◆ **ENTRIES SHOWN**

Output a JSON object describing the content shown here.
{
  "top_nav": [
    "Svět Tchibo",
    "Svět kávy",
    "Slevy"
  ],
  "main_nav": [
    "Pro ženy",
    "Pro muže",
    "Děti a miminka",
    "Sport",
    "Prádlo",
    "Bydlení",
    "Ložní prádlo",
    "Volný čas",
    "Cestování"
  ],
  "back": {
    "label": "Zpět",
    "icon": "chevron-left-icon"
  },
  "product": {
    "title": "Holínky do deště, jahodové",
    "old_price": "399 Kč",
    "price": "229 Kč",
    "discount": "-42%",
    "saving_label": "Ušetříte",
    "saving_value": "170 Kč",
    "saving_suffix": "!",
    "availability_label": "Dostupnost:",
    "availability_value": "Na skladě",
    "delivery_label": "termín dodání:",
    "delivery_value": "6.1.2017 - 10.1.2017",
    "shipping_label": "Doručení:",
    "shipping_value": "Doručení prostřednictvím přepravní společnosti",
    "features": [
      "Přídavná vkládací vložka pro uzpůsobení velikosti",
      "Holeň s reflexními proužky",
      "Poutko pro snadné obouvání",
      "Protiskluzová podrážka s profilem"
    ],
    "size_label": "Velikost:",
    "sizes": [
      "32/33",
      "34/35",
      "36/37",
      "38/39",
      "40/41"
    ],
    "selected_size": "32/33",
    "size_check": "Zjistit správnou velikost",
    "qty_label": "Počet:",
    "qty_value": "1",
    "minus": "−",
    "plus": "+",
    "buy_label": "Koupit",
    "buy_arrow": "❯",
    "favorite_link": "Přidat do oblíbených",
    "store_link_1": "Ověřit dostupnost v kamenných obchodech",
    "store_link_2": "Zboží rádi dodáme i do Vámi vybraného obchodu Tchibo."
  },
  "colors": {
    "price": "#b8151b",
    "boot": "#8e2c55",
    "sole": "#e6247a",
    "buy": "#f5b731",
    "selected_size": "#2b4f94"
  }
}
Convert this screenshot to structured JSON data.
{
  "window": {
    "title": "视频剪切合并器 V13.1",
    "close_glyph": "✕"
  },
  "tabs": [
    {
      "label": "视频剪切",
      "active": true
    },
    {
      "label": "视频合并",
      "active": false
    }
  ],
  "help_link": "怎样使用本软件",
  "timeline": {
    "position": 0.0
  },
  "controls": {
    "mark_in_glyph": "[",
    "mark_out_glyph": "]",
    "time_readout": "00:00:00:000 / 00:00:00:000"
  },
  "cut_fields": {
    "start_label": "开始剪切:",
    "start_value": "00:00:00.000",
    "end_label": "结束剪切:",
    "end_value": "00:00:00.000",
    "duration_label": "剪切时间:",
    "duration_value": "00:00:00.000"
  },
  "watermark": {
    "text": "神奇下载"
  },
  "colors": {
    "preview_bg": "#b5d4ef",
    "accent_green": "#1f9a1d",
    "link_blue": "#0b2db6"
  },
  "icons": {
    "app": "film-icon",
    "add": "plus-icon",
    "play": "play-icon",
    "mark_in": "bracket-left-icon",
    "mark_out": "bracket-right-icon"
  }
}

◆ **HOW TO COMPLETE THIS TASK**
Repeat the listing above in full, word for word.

◆ **SOLUTION FOR THIS EXERCISE**
Output a JSON object describing the content shown here.
{
  "top_nav": [
    "Svět Tchibo",
    "Svět kávy",
    "Slevy"
  ],
  "main_nav": [
    "Pro ženy",
    "Pro muže",
    "Děti a miminka",
    "Sport",
    "Prádlo",
    "Bydlení",
    "Ložní prádlo",
    "Volný čas",
    "Cestování"
  ],
  "back": {
    "label": "Zpět",
    "icon": "chevron-left-icon"
  },
  "product": {
    "title": "Holínky do deště, jahodové",
    "old_price": "399 Kč",
    "price": "229 Kč",
    "discount": "-42%",
    "saving_label": "Ušetříte",
    "saving_value": "170 Kč",
    "saving_suffix": "!",
    "availability_label": "Dostupnost:",
    "availability_value": "Na skladě",
    "delivery_label": "termín dodání:",
    "delivery_value": "6.1.2017 - 10.1.2017",
    "shipping_label": "Doručení:",
    "shipping_value": "Doručení prostřednictvím přepravní společnosti",
    "features": [
      "Přídavná vkládací vložka pro uzpůsobení velikosti",
      "Holeň s reflexními proužky",
      "Poutko pro snadné obouvání",
      "Protiskluzová podrážka s profilem"
    ],
    "size_label": "Velikost:",
    "sizes": [
      "32/33",
      "34/35",
      "36/37",
      "38/39",
      "40/41"
    ],
    "selected_size": "32/33",
    "size_check": "Zjistit správnou velikost",
    "qty_label": "Počet:",
    "qty_value": "1",
    "minus": "−",
    "plus": "+",
    "buy_label": "Koupit",
    "buy_arrow": "❯",
    "favorite_link": "Přidat do oblíbených",
    "store_link_1": "Ověřit dostupnost v kamenných obchodech",
    "store_link_2": "Zboží rádi dodáme i do Vámi vybraného obchodu Tchibo."
  },
  "colors": {
    "price": "#b8151b",
    "boot": "#8e2c55",
    "sole": "#e6247a",
    "buy": "#f5b731",
    "selected_size": "#2b4f94"
  }
}
Convert this screenshot to structured JSON data.
{
  "window": {
    "title": "视频剪切合并器 V13.1",
    "close_glyph": "✕"
  },
  "tabs": [
    {
      "label": "视频剪切",
      "active": true
    },
    {
      "label": "视频合并",
      "active": false
    }
  ],
  "help_link": "怎样使用本软件",
  "timeline": {
    "position": 0.0
  },
  "controls": {
    "mark_in_glyph": "[",
    "mark_out_glyph": "]",
    "time_readout": "00:00:00:000 / 00:00:00:000"
  },
  "cut_fields": {
    "start_label": "开始剪切:",
    "start_value": "00:00:00.000",
    "end_label": "结束剪切:",
    "end_value": "00:00:00.000",
    "duration_label": "剪切时间:",
    "duration_value": "00:00:00.000"
  },
  "watermark": {
    "text": "神奇下载"
  },
  "colors": {
    "preview_bg": "#b5d4ef",
    "accent_green": "#1f9a1d",
    "link_blue": "#0b2db6"
  },
  "icons": {
    "app": "film-icon",
    "add": "plus-icon",
    "play": "play-icon",
    "mark_in": "bracket-left-icon",
    "mark_out": "bracket-right-icon"
  }
}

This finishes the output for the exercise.